I read everything I find by Anthony Esolen. His 2012 essay, “The Lovely Dragon of Choice: The Freedom Not to Be Free” is the latest “Timeless Essay” from The Imaginative Conservative.
I found it difficult to choose just one passage to share, that would hopefully entice someone else to read the entire essay, and decided to focus on some of Esolen’s remarks specifically about choice, but I had to start at the beginning, because I like it:

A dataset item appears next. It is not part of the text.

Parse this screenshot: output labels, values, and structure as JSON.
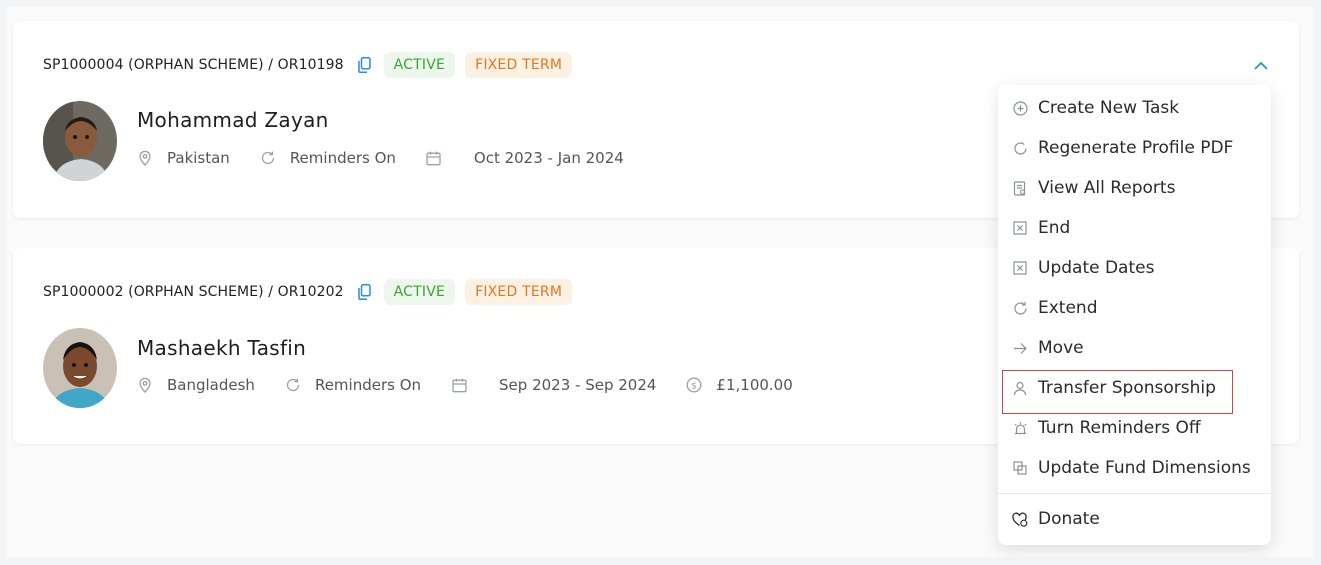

But all things come to them that wait. Into sight silently draws a ship, draped in black silk, with a maiden of radiant beauty aboard, eager to speak to Percival and to him alone. She asks him the obvious question, “Percival, what are you doing here? Who brought you to this mountain, so lonely that your rescue hangs on a quirk of chance, and so utterly desolate that you will die of hunger and distress before anyone notices your presence?” The simple knight Percival, on the quest for the Holy Grail, had not been much of a planner. Had he been, he would not have lost the trail of his desired companion, Galahad. He would not have lost both his own horse and the horse he persuaded a stable-boy to lend him. He would not now be sitting, arms across his knees, on a bare cliff overlooking the sea, expectant and hungry and disgusted with himself and his poor fortune.
It is a rule of the questing life: Beware of maidens in black silk. Those maidens ask reasonable questions like this. Gentle and reasonable are the slopes to eternal loss.

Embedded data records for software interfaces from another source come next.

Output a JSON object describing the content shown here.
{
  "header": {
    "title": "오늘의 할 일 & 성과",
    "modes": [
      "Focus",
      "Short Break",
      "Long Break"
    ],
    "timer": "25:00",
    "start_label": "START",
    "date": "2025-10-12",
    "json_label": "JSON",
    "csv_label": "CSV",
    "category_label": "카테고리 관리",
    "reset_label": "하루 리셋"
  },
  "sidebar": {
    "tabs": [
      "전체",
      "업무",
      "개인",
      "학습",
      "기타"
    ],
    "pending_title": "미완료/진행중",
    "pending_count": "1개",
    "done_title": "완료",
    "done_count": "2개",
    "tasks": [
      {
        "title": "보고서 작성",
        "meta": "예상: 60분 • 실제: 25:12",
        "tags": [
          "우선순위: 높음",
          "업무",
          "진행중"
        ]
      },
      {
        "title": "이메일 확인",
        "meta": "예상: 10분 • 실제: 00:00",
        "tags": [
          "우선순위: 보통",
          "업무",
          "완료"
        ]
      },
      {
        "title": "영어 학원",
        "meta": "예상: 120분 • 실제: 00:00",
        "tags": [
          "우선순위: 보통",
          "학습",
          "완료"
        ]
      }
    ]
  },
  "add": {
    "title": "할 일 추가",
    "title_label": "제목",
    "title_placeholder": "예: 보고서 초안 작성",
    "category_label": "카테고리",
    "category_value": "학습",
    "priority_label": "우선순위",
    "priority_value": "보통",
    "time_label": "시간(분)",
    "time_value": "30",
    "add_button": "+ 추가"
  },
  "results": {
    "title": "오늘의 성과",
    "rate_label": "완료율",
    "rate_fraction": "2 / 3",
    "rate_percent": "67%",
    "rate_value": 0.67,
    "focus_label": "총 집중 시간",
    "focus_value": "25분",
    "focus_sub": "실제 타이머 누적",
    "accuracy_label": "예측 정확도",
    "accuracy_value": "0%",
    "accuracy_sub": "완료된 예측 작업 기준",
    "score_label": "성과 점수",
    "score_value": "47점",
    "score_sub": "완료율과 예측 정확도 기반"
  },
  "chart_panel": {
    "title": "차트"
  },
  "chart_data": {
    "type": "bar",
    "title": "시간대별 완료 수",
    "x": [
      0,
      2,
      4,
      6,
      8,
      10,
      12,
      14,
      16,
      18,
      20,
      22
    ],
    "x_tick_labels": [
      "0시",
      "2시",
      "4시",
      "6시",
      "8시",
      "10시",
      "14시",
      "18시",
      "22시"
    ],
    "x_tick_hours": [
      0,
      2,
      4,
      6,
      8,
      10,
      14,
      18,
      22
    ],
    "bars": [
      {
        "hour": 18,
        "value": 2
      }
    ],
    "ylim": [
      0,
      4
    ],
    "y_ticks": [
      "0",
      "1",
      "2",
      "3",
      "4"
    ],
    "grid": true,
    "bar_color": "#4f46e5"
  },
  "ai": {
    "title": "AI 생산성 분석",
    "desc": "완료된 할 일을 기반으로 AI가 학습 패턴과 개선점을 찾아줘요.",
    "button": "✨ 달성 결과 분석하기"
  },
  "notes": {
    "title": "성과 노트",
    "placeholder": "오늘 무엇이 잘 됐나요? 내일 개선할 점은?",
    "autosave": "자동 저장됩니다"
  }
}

Choice is the dragon of our day. It smuggles into its charcoal-smelling barrow not goblets and gilt pommels but human souls, one after another after another, enticing them there with “choices,” all of them more or less trivial, while it sits upon the horde and snores away in its inhuman sleep.

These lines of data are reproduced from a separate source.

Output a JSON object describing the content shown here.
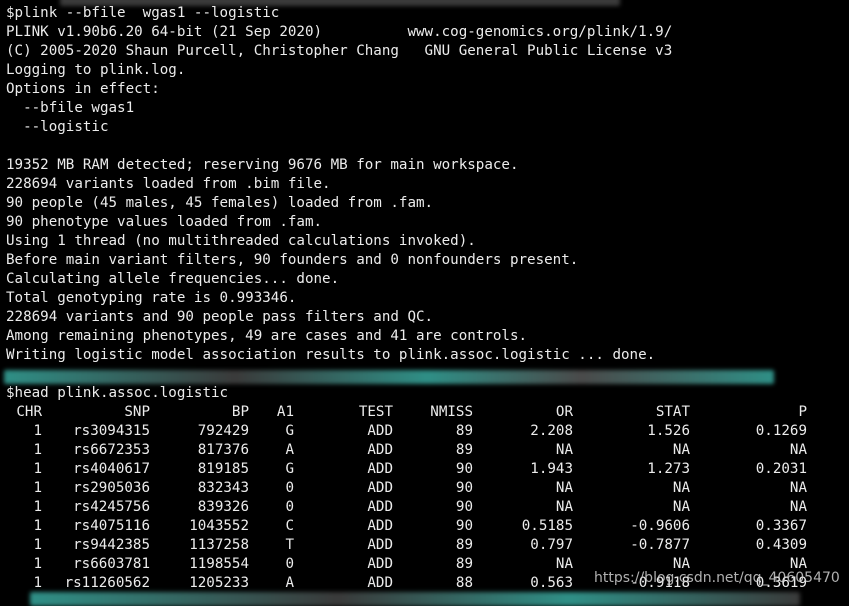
{
  "colors": {
    "background": "#000000",
    "text": "#ececec",
    "redacted": "#2f8f86"
  },
  "session": {
    "lines": [
      "$plink --bfile  wgas1 --logistic",
      "PLINK v1.90b6.20 64-bit (21 Sep 2020)          www.cog-genomics.org/plink/1.9/",
      "(C) 2005-2020 Shaun Purcell, Christopher Chang   GNU General Public License v3",
      "Logging to plink.log.",
      "Options in effect:",
      "  --bfile wgas1",
      "  --logistic",
      "",
      "19352 MB RAM detected; reserving 9676 MB for main workspace.",
      "228694 variants loaded from .bim file.",
      "90 people (45 males, 45 females) loaded from .fam.",
      "90 phenotype values loaded from .fam.",
      "Using 1 thread (no multithreaded calculations invoked).",
      "Before main variant filters, 90 founders and 0 nonfounders present.",
      "Calculating allele frequencies... done.",
      "Total genotyping rate is 0.993346.",
      "228694 variants and 90 people pass filters and QC.",
      "Among remaining phenotypes, 49 are cases and 41 are controls.",
      "Writing logistic model association results to plink.assoc.logistic ... done."
    ],
    "head_command": "$head plink.assoc.logistic"
  },
  "table": {
    "headers": [
      "CHR",
      "SNP",
      "BP",
      "A1",
      "TEST",
      "NMISS",
      "OR",
      "STAT",
      "P"
    ],
    "rows": [
      [
        "1",
        "rs3094315",
        "792429",
        "G",
        "ADD",
        "89",
        "2.208",
        "1.526",
        "0.1269"
      ],
      [
        "1",
        "rs6672353",
        "817376",
        "A",
        "ADD",
        "89",
        "NA",
        "NA",
        "NA"
      ],
      [
        "1",
        "rs4040617",
        "819185",
        "G",
        "ADD",
        "90",
        "1.943",
        "1.273",
        "0.2031"
      ],
      [
        "1",
        "rs2905036",
        "832343",
        "0",
        "ADD",
        "90",
        "NA",
        "NA",
        "NA"
      ],
      [
        "1",
        "rs4245756",
        "839326",
        "0",
        "ADD",
        "90",
        "NA",
        "NA",
        "NA"
      ],
      [
        "1",
        "rs4075116",
        "1043552",
        "C",
        "ADD",
        "90",
        "0.5185",
        "-0.9606",
        "0.3367"
      ],
      [
        "1",
        "rs9442385",
        "1137258",
        "T",
        "ADD",
        "89",
        "0.797",
        "-0.7877",
        "0.4309"
      ],
      [
        "1",
        "rs6603781",
        "1198554",
        "0",
        "ADD",
        "89",
        "NA",
        "NA",
        "NA"
      ],
      [
        "1",
        "rs11260562",
        "1205233",
        "A",
        "ADD",
        "88",
        "0.563",
        "-0.9118",
        "0.3619"
      ]
    ]
  },
  "watermark": "https://blog.csdn.net/qq_40605470"
}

We like that dragon. We eat the fruit of the land in season, out of season. We surf the speckled Internet for spiky games and delights, or for the sheer satiation of ennui, only a click away. We shop for schools, we demand “electives.” We shop for churches (alas that we should have to shop for churches), even shop for creeds. We will give the dragon our gold for the privilege of wider choice in how we may put our brain waves to sleep for a couple of hours a day, irritable and unaccountable as those brain waves are.
We even believe in the “freedom to choose,” a lizardly slogan that darts past the silent object of the infinitive: as if we feared that the children of our own wombs would be reptiles themselves, now come to prey upon our precious choice. We like that dragon. We like our choice.
I used to believe, when I was young and dumber than Percival, that the “freedom to choose” was a legitimate freedom so long as the object of the infinitive was legitimate. If it is legitimate to live in New Jersey, then it is legitimate for me to choose to live in New Jersey. But now I pray, rather, that God will give me the faith to reject “choice” as the standard whereby I measure my freedom even in the licit disposition of worldly things.
I am not merely saying that there is a freedom higher and more blissful than the freedom to choose how one spends one’s money or where one buys a house or whom one marries. I assert that even regarding questions of money or dwelling or spouse or any earthly thing, there is a freedom that slays the freedom to choose. Call it the wisdom of tossing the choice away. Call it the hope not in choosing but in being chosen.